runner beans in flower

I’m reminded of my father, who was very fond of a plate of beans fresh from the garden with a poached egg or two on top and bread and butter on the side. 

That’s all you need to know about my father to understand this month’s poem but I feel I should say more. But what and how much? I stir a large pot of memories and facts and wonder what my father would advise me to ladle onto my readers’ plates.

I decide to use his own words about his life, abstracting from a short personal and family history he wrote. He begins with his father, Morgan David Williams, who studied in the miners reading room at Resolven, won a scholarship to Cardiff University to study mining and became a lecturer in mining and author of ‘Practical Machine Mining’ which was translated into several languages.

My father, David Aelwyn Williams (D.A. to his friends) was born in 1908. He had severe asthma as a child, but encouraged and helped by his father he worked hard at school and qualified as a doctor in 1930. 

His medical career centred on the study of asthma and other allergic diseases. He teamed up with a botanist at Cardiff Museum, Harold Hyde, to study pollen and airborne spores and their role in hay-fever and they produced many papers from the Asthma Research Unit in Cardiff. He was invited to Brussels, Paris and America to give talks on his research on asthma and other allergic diseases. He recalls his delight at visiting the Sorbonne in Paris in 1952 as President of the British Association of Allergy and how much he and my mother enjoyed a sumptuous dinner that was served on marvelous silver dishes which had been buried in the garden of one of the professors during the war.

In later life, when he was becalmed in Barry, he always enjoyed a plate of runner beans fresh from our garden. He died in1986. 

The treacheries of Spring, the sneaky frosts,
the sudden snows are blown away
in the breath of dandelion clocks, it’s time
to rummage in the corner of the shed,
collect the bamboo stakes and string, erect
an arch and lash it tight against the wind, 
and write the label - Scarlet Emperor.
I take the black and purple seeds, inert
as shiny granite pebbles and confide
them to the dirt, wait for the sodden alchemy 
and see the leaves expand the tendrils twist
around the canes and spiral in a riot
of tumbling green and scarlet, dusted black
with aphids. Everything calls back the time
when you presided as the emperor 
in the gardens of my infancy.
I see you at our table, butter melting
on your favourite supper - even when
you almost were my extra child you kept
a relish for the summer glut of beans.
The ground has swallowed you but tendrils of
your memory still cling to me. I’ll hold 
them while my frame can stand against the breath
of feathered clocks that blow the Spring away.
Anne Bryan

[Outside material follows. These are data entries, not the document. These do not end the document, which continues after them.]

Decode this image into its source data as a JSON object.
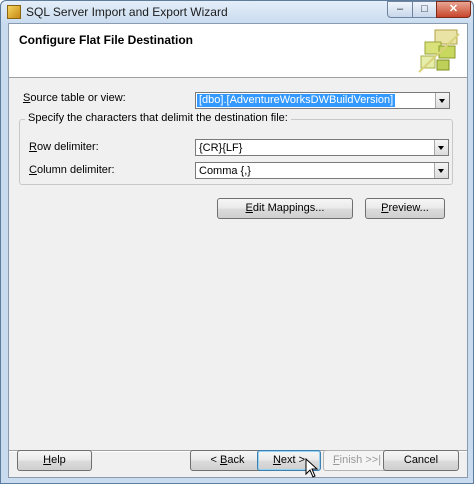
{
  "window": {
    "title": "SQL Server Import and Export Wizard",
    "controls": {
      "minimize": "–",
      "maximize": "□",
      "close": "✕"
    }
  },
  "header": {
    "title": "Configure Flat File Destination",
    "icon": "wizard-art-icon"
  },
  "source": {
    "label_accel": "S",
    "label_rest": "ource table or view:",
    "value": "[dbo].[AdventureWorksDWBuildVersion]"
  },
  "delimiters": {
    "group_title": "Specify the characters that delimit the destination file:",
    "row_label_accel": "R",
    "row_label_rest": "ow delimiter:",
    "row_value": "{CR}{LF}",
    "column_label_accel": "C",
    "column_label_rest": "olumn delimiter:",
    "column_value": "Comma {,}"
  },
  "actions": {
    "edit_mappings_accel": "E",
    "edit_mappings_rest": "dit Mappings...",
    "preview_accel": "P",
    "preview_rest": "review..."
  },
  "footer": {
    "help_accel": "H",
    "help_rest": "elp",
    "back_prefix": "< ",
    "back_accel": "B",
    "back_rest": "ack",
    "next_accel": "N",
    "next_rest": "ext >",
    "finish_accel": "F",
    "finish_rest": "inish >>|",
    "cancel": "Cancel"
  }
}
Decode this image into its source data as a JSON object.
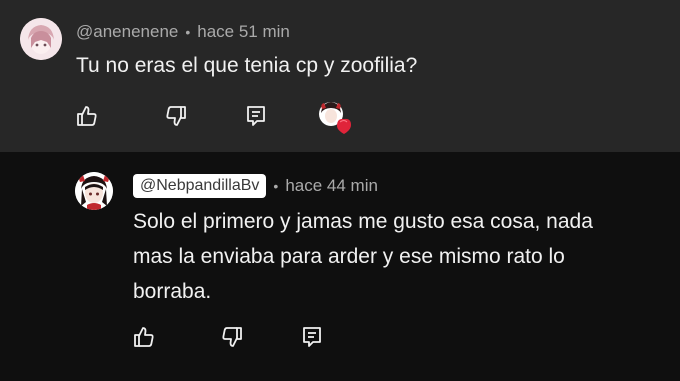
{
  "comment": {
    "handle": "@anenenene",
    "separator": "•",
    "time": "hace 51 min",
    "text": "Tu no eras el que tenia cp y zoofilia?",
    "actions": [
      "thumbs-up-icon",
      "thumbs-down-icon",
      "reply-icon",
      "creator-heart-icon"
    ]
  },
  "reply": {
    "handle": "@NebpandillaBv",
    "separator": "•",
    "time": "hace 44 min",
    "text": "Solo el primero y jamas me gusto esa cosa, nada mas la enviaba para arder y ese mismo rato lo borraba.",
    "actions": [
      "thumbs-up-icon",
      "thumbs-down-icon",
      "reply-icon"
    ]
  },
  "colors": {
    "top_bg": "#272727",
    "reply_bg": "#0f0f0f",
    "text": "#f1f1f1",
    "meta": "#aaaaaa",
    "heart": "#e0243a"
  }
}
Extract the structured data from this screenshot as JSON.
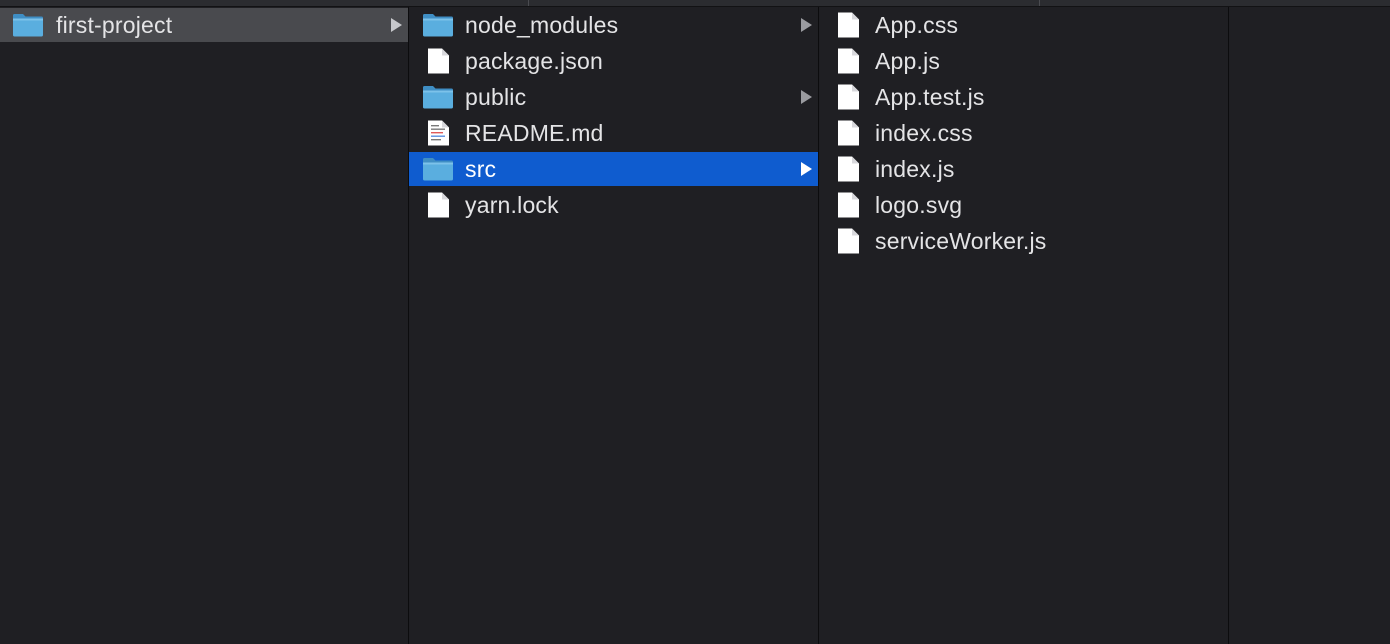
{
  "colors": {
    "background": "#1f1f23",
    "selection_active": "#0f5ccf",
    "selection_inactive": "#494a4e",
    "folder_blue": "#5aaedf",
    "text": "#e4e4e6"
  },
  "columns": [
    {
      "items": [
        {
          "name": "first-project",
          "kind": "folder",
          "icon": "folder-icon",
          "has_children": true,
          "state": "selected-inactive"
        }
      ]
    },
    {
      "items": [
        {
          "name": "node_modules",
          "kind": "folder",
          "icon": "folder-icon",
          "has_children": true,
          "state": "none"
        },
        {
          "name": "package.json",
          "kind": "file",
          "icon": "document-icon",
          "has_children": false,
          "state": "none"
        },
        {
          "name": "public",
          "kind": "folder",
          "icon": "folder-icon",
          "has_children": true,
          "state": "none"
        },
        {
          "name": "README.md",
          "kind": "text-file",
          "icon": "text-document-icon",
          "has_children": false,
          "state": "none"
        },
        {
          "name": "src",
          "kind": "folder",
          "icon": "folder-icon",
          "has_children": true,
          "state": "selected-active"
        },
        {
          "name": "yarn.lock",
          "kind": "file",
          "icon": "document-icon",
          "has_children": false,
          "state": "none"
        }
      ]
    },
    {
      "items": [
        {
          "name": "App.css",
          "kind": "file",
          "icon": "document-icon",
          "has_children": false,
          "state": "none"
        },
        {
          "name": "App.js",
          "kind": "file",
          "icon": "document-icon",
          "has_children": false,
          "state": "none"
        },
        {
          "name": "App.test.js",
          "kind": "file",
          "icon": "document-icon",
          "has_children": false,
          "state": "none"
        },
        {
          "name": "index.css",
          "kind": "file",
          "icon": "document-icon",
          "has_children": false,
          "state": "none"
        },
        {
          "name": "index.js",
          "kind": "file",
          "icon": "document-icon",
          "has_children": false,
          "state": "none"
        },
        {
          "name": "logo.svg",
          "kind": "file",
          "icon": "document-icon",
          "has_children": false,
          "state": "none"
        },
        {
          "name": "serviceWorker.js",
          "kind": "file",
          "icon": "document-icon",
          "has_children": false,
          "state": "none"
        }
      ]
    },
    {
      "items": []
    }
  ]
}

‘Bean Time’ was published in the magazine Tears in the Fence No 43 in 2006